[Task brief] Look at each line below and tally those holding "Help"; answer with that figure and nothing else.

[Given data]
*** Block opens ***
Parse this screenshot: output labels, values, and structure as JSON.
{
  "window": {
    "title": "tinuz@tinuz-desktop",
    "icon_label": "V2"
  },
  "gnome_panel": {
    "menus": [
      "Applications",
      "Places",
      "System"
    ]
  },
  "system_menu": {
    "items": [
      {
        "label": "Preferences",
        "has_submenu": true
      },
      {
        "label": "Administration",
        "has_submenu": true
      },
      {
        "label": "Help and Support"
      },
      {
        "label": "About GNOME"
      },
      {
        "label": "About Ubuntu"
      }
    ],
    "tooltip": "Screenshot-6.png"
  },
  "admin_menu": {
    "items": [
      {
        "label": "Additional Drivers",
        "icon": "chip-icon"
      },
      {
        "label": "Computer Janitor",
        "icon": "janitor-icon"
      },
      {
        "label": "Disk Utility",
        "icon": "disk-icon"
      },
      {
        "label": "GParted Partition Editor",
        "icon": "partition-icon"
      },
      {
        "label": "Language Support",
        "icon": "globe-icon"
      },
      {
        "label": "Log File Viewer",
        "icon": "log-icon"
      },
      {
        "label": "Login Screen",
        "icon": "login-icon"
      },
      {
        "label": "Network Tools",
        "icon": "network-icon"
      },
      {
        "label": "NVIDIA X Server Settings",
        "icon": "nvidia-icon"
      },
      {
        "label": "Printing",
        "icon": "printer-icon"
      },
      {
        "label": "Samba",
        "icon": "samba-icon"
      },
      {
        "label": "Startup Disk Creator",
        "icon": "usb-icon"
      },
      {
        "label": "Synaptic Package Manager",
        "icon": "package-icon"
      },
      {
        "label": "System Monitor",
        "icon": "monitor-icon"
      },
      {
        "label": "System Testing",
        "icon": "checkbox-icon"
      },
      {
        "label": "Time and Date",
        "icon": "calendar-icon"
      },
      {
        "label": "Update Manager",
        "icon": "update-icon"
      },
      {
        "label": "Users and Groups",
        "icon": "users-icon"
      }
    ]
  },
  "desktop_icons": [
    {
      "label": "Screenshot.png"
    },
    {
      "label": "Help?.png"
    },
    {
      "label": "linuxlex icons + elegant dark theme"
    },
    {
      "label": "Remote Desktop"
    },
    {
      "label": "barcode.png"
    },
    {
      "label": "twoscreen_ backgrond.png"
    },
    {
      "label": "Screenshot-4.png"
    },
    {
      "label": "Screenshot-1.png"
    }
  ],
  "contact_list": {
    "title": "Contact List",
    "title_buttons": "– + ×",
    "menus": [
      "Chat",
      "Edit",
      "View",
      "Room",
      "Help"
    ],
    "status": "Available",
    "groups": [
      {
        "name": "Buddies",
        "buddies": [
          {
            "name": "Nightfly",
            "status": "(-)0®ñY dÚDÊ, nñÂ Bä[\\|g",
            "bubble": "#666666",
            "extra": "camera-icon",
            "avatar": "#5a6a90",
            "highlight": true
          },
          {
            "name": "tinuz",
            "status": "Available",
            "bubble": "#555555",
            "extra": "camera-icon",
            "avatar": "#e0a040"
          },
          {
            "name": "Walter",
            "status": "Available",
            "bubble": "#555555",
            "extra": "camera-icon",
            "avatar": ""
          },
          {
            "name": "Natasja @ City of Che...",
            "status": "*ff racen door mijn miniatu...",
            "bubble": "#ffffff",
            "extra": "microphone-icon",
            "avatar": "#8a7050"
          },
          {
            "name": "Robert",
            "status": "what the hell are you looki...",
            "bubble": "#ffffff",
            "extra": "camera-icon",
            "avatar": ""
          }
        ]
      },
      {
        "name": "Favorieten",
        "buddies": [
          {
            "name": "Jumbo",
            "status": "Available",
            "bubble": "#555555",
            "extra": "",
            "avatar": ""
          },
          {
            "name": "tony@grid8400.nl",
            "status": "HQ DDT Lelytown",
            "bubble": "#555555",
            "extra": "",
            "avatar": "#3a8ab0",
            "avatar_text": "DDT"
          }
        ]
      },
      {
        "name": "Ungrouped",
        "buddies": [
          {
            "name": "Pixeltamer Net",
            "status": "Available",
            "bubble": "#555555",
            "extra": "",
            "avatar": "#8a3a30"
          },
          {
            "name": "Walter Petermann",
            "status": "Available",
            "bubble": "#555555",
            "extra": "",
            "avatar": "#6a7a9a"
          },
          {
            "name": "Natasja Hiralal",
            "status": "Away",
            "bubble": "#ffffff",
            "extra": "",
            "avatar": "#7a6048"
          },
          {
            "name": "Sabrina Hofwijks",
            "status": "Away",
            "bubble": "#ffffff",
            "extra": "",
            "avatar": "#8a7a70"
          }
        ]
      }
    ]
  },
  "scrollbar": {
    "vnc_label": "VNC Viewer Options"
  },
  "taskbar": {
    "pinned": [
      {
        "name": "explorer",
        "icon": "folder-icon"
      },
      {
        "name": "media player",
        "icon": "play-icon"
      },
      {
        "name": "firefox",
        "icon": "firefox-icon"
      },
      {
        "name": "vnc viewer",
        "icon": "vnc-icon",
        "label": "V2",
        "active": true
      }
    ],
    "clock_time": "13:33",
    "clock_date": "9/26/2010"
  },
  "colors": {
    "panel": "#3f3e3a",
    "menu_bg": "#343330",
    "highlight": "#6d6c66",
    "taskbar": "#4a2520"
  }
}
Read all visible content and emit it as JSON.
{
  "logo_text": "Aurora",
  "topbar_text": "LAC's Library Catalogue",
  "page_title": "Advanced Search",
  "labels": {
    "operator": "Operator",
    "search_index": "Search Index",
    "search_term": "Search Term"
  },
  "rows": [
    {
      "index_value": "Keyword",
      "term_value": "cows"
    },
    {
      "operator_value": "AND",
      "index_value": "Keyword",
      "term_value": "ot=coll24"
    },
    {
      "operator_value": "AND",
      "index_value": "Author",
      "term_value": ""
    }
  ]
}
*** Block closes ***
[Solution to this task] 3